Sunday, October 15, 2006

Wal-Mart vs. RIAA: which is more evil?

Rolling Stone has this interesting piece about another battle between Wal-Mart and the RIAA. Wal-Mart wants the RIAA to drop CD prices. Well, so does everyone else. The RIAA, however, argues that CDs aren't overpriced! Rolling Stone provides this breakdown:

This breakdown of the cost of a typical major-label release by the independent market-research firm Almighty Institute of Music Retail shows where the money goes for a new album with a list price of $15.99.

$0.17 Musicians' unions
$0.80 Packaging/manufacturing
$0.82 Publishing royalties
$0.80 Retail profit
$0.90 Distribution
$1.60 Artists' royalties
$1.70 Label profit
$2.40 Marketing/promotion
$2.91 Label overhead
$3.89 Retail overhead

I'll buy this breakdown, but I don't see any evidence to suggest that this justifies the price of CDs. The industry's myopic vision has prevented them from seeing the obvious: these are not actual per unit costs. In fact, if the industry moves more units, most of these per unit costs will decrease. Costs per unit for packaging/manufacturing, marketing/promotion, and overhead would all decrease if the industry could move more units, and they'd move more units if they lowered prices. Likewise, if they move more units, they can choose to lower their per unit profits and reap the same net profit.

When I was 20, I probably bought close to 12 CDs per month. I'm 25 now, and I doubt I buy 12 CDs a year anymore. I can't afford it. I love music, but I'm completely out of touch with what's going on in music because I simply can't afford the prices they're charging.

Apple's iTunes provides a decent alternative, but I prefer to own the CD. I like to have the sleeve. I like to hold it in my hands and read the lyrics. I think a lot of people feel this way. But until the RIAA gets its head out of its head, my music purchasing will remain minimal.


  1. I don't buy much new music either for the same reason. Cheap, used LPs have given me a new lease on older music in the interim.

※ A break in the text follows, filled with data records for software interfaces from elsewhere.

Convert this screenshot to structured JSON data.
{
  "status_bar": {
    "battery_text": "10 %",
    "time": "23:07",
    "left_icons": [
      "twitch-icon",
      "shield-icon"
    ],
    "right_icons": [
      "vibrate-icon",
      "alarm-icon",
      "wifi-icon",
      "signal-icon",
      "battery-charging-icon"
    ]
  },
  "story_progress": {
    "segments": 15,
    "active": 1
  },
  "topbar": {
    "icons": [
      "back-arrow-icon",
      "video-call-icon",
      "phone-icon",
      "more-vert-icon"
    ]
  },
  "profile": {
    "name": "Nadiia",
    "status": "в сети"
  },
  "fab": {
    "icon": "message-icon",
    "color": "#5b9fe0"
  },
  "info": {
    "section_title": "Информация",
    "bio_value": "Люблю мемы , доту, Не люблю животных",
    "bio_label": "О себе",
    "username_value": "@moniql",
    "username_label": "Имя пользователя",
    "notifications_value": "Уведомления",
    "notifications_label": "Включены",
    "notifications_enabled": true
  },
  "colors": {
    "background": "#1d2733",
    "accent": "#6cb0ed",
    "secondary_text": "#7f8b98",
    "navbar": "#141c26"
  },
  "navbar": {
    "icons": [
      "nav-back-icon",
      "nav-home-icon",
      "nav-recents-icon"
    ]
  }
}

  2. When you were 20, you had different priorities and different obligations. Has the price changed?